SAN FRANCISCO—In a reverse of the ubiquitous safety warning, "objects in mirror are closer than they appear," hybrid cloud computing, the talk of VMworld 2015, is still farther away than it appears.
VMware made several product announcements here this week that seemed to put hybrid cloud computing within reach for most enterprises. This is an idea that users can extend and link their enterprise with private clouds, public clouds and software-as-a-service clouds and manage it all as one computing infrastructure.
Those products include VMware's new EVO SDDC for software-defined data center implementations and upgrades to key components of the VMware software stack, including NSX 6.2 networking and VSAN 6.1 storage, to create hyperscale private, public and hybrid clouds—and everything in between.
But debate still rages over what hybrid cloud computing really means and if today's example of hybrid cloud computing is something enterprise users want or need.
"The unified hybrid cloud is about enabling a global point of view across multiple clouds," VMware CEO Pat Gelsinger said in his keynote speech. "A single cloud across many instances ... the unified hybrid cloud is the future."
Cut to the IDC's analyst briefing a day later, and the future looks a lot different. "At the infrastructure level, there is no such thing as a hybrid cloud," said Rick Villars, vice president for data center and cloud for IDC. "Hybrid is a way [for suppliers] to position themselves to support customers in their transition [to cloud computing]."
In other words, hybrid cloud is still pure marketing spin.

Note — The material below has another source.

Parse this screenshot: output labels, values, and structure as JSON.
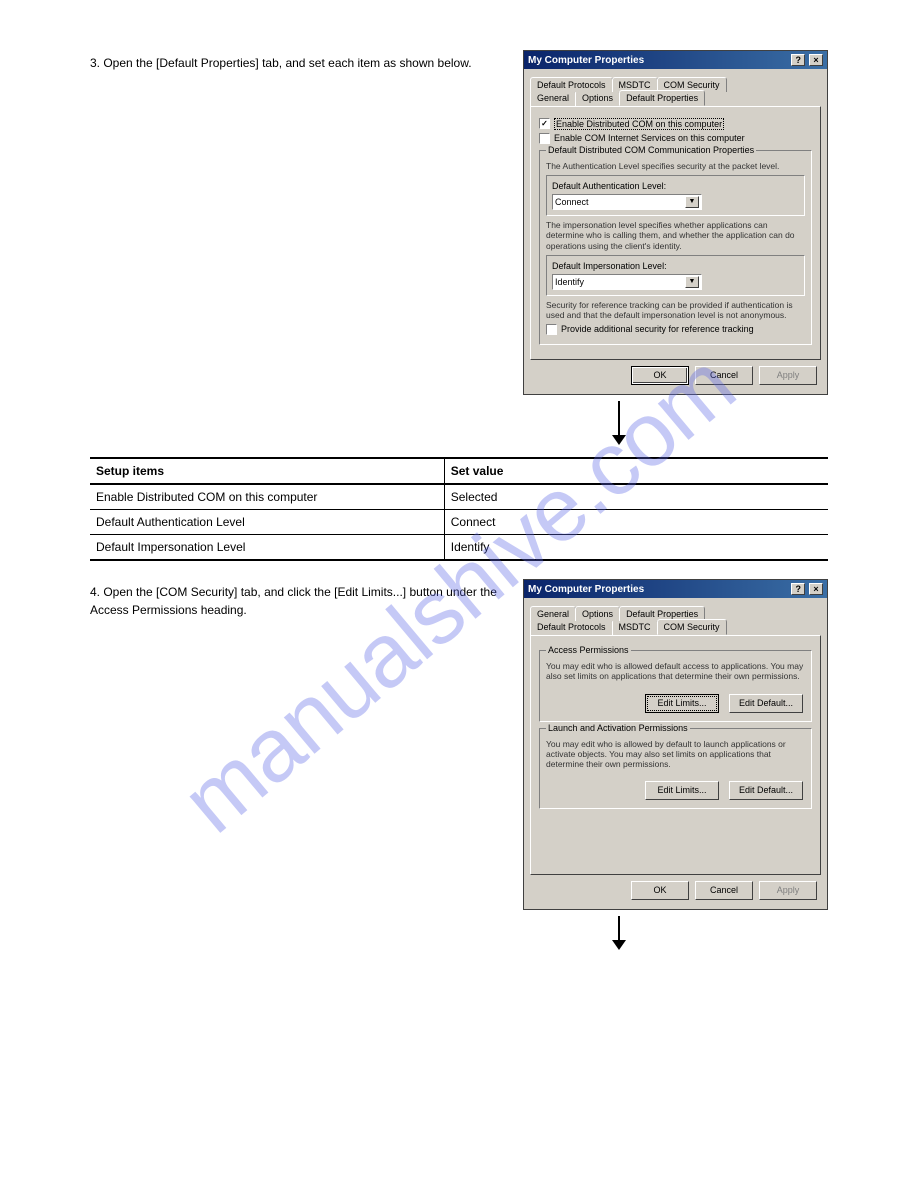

A nicer way to put it is that hybrid—if that is indeed something enterprises want—is still in its formative stage and that the true vision is still a work in progress.
Villars cited conversations with customers who say that hybrid remains a huge challenge in the enterprise. "Hybrid cloud is an excellent description for the environment we find ourselves in because of how we have done cloud over the past few years," said Villars, quoting a customer. "But it's a terrible description of the strategy we'd like to adopt and use cloud better going forward."
Delving further into Villars' analysis, however, it does seem that, indeed, VMware is almost there and certainly presents more than just a vision. What customers want, he said, is a common set of resources for managing multiple clouds.
VMware—Check. The company has the potential to do that for most cloud environments, including but not limited to vCloud Air and OpenStack implementations. Users also want consistent information about performance, use of assets and energy consumption, he said. VMware—Double check.
But as is so often the case with enterprise IT, it's not so much about the technology as it is about the people, processes and culture of an organization along with IT's fundamental mission to solve specific business problems.